You can generally wait to enroll in Medicare if you have group health insurance through your employer or your spouse’s employer. Most employees can’t require employees or covered spouses to enroll in Medicare to retain eligibility for their group health benefits. However, some small employers can, so contact your plan’s benefits administrator to find out if you’re required to sign up for Medicare when you reach age 65.
If you have Medicare and group health coverage, both insurers may cover your medical costs, based on “coordination of benefit” rules. The primary insurer pays you claim first, up to the limits of the policy. The secondary insurer pays your claim only if there are costs the primary insurer didn’t cover, but may not pay all the uncovered costs.
Who is the primary insurer? If your employer has 20 or more employees, your employer group health plan is primary and your Medicare coverage is secondary. If your employer has fewer than 20 employees, your Medicare coverage is primary and your employer group health plan is secondary.
Should you wait to enroll in Medicare?
Medicare Part A helps pay for inpatient hospital care as well as skilled nursing facility, hospice, and home health care. Because Medicare hospital insurance is free for most people, you may want to enroll in Part A even if you have employer coverage.
Medicare Part B medical insurance, which helps pay for physician services and outpatient expenses, requires premium payments, so it would be wise to compare the costs and benefits of Medicare to your employer’s plan. If you’re satisfied with your employer coverage, you may be able to wait to enroll in Part B.
Late-enrollment penalties typically apply if you do not enroll in Medicare Part A and Part B when you are first eligible. However, if you are covered by a group health plan based on current employment, these penalties generally do not apply as long as you follow certain rules.
Health Savings Account (HSA)

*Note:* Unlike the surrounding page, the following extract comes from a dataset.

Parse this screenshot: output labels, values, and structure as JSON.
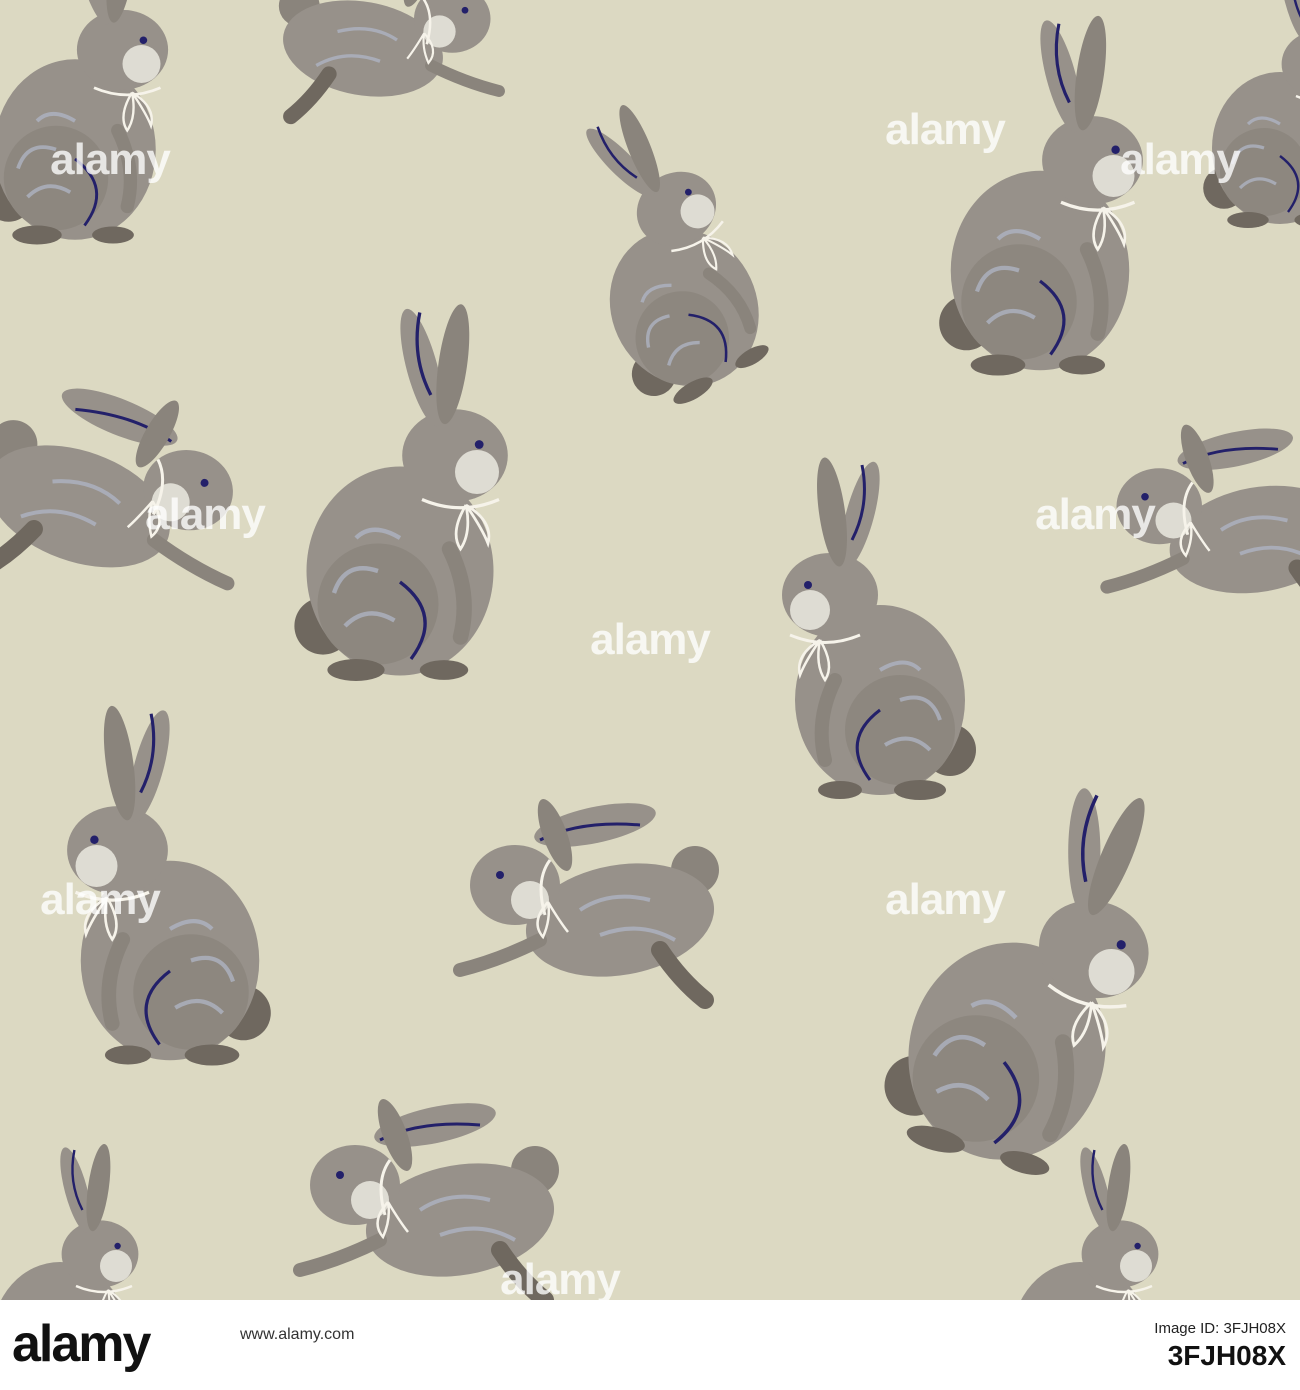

If you have a high-deductible health plan through work, keep in mind you cannot contribute to an HSA after you enroll in Medicare (A or B). However, the HSA is yours, even if you can no longer contribute to it, and you can use the tax-advantaged funds to pay Medicare premiums and other qualified medical expenses. So, it might be helpful to build your HSA balance before enrolling in Medicare.
How are Medicare claims handled?
Once you enroll in Medicare, tell your health care providers you have coverage in addition to Medicare to help ensure claims are submitted properly. You can also contact the Medicare Benefits Coordination & Recovery Center at (855) 798-2627.
Medicare rules are complex, and these are only guidelines. Different rules and considerations apply if you have retiree health coverage through your former employer (or your spouse’s employer) or other types of health coverage.
For additional information, visit www.medciare.gov.
Frank Mokosak, CFP® is a Principal and Investor Coach at Mokosak Advisory Group.